--- What this task involves ---
Gather all lines from the material that contain "icon".
Top of Material supplied
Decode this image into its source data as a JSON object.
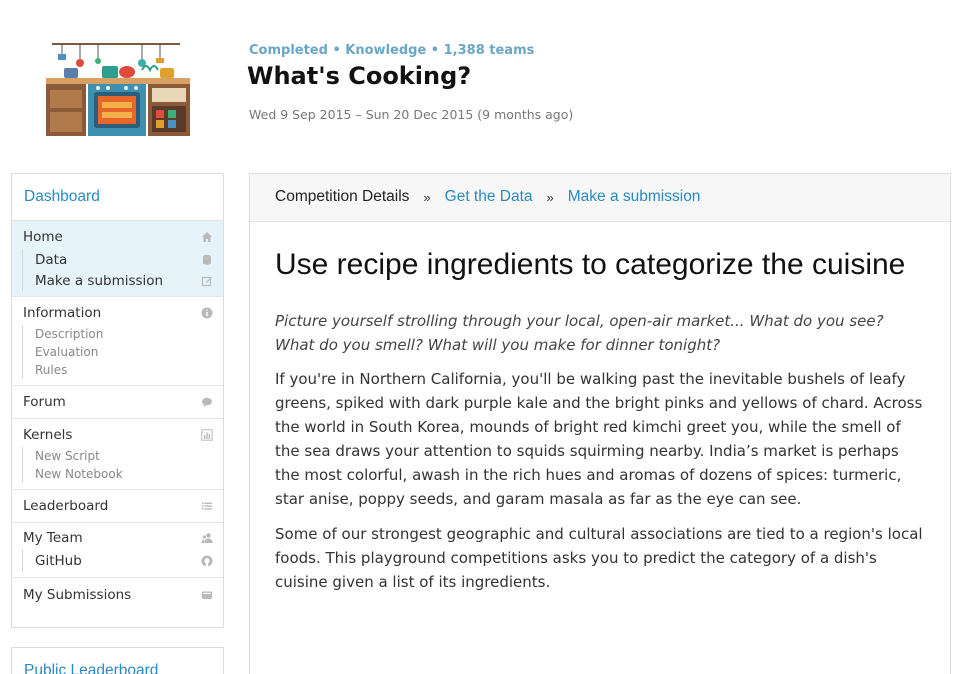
{
  "competition": {
    "meta": "Completed • Knowledge • 1,388 teams",
    "title": "What's Cooking?",
    "dates": "Wed 9 Sep 2015 – Sun 20 Dec 2015 (9 months ago)"
  },
  "sidebar": {
    "header": "Dashboard",
    "groups": [
      {
        "label": "Home",
        "icon": "home-icon",
        "active": true,
        "sub": [
          {
            "label": "Data",
            "icon": "database-icon"
          },
          {
            "label": "Make a submission",
            "icon": "edit-icon"
          }
        ]
      },
      {
        "label": "Information",
        "icon": "info-icon",
        "sub": [
          {
            "label": "Description"
          },
          {
            "label": "Evaluation"
          },
          {
            "label": "Rules"
          }
        ]
      },
      {
        "label": "Forum",
        "icon": "chat-icon"
      },
      {
        "label": "Kernels",
        "icon": "bar-chart-icon",
        "sub": [
          {
            "label": "New Script"
          },
          {
            "label": "New Notebook"
          }
        ]
      },
      {
        "label": "Leaderboard",
        "icon": "list-icon"
      },
      {
        "label": "My Team",
        "icon": "team-icon",
        "sub": [
          {
            "label": "GitHub",
            "icon": "github-icon"
          }
        ]
      },
      {
        "label": "My Submissions",
        "icon": "inbox-icon"
      }
    ],
    "public_leaderboard": "Public Leaderboard"
  },
  "breadcrumbs": {
    "current": "Competition Details",
    "get_data": "Get the Data",
    "submission": "Make a submission",
    "separator": "»"
  },
  "main": {
    "headline": "Use recipe ingredients to categorize the cuisine",
    "lead": "Picture yourself strolling through your local, open-air market... What do you see? What do you smell? What will you make for dinner tonight?",
    "para1": "If you're in Northern California, you'll be walking past the inevitable bushels of leafy greens, spiked with dark purple kale and the bright pinks and yellows of chard. Across the world in South Korea, mounds of bright red kimchi greet you, while the smell of the sea draws your attention to squids squirming nearby. India’s market is perhaps the most colorful, awash in the rich hues and aromas of dozens of spices: turmeric, star anise, poppy seeds, and garam masala as far as the eye can see.",
    "para2": "Some of our strongest geographic and cultural associations are tied to a region's local foods. This playground competitions asks you to predict the category of a dish's cuisine given a list of its ingredients."
  },
  "colors": {
    "link": "#2a8bc0",
    "meta": "#6aa6c6",
    "active_bg": "#e7f3fb"
  }
}
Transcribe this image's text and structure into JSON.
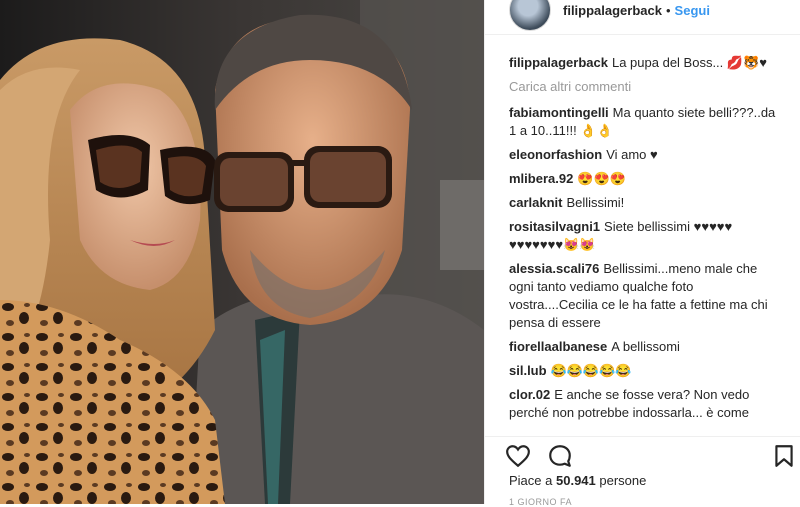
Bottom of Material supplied
--- Expected answer ---
        "icon": "home-icon",
            "icon": "database-icon"
            "icon": "edit-icon"
        "icon": "info-icon",
        "icon": "chat-icon"
        "icon": "bar-chart-icon",
        "icon": "list-icon"
        "icon": "team-icon",
            "icon": "github-icon"
        "icon": "inbox-icon"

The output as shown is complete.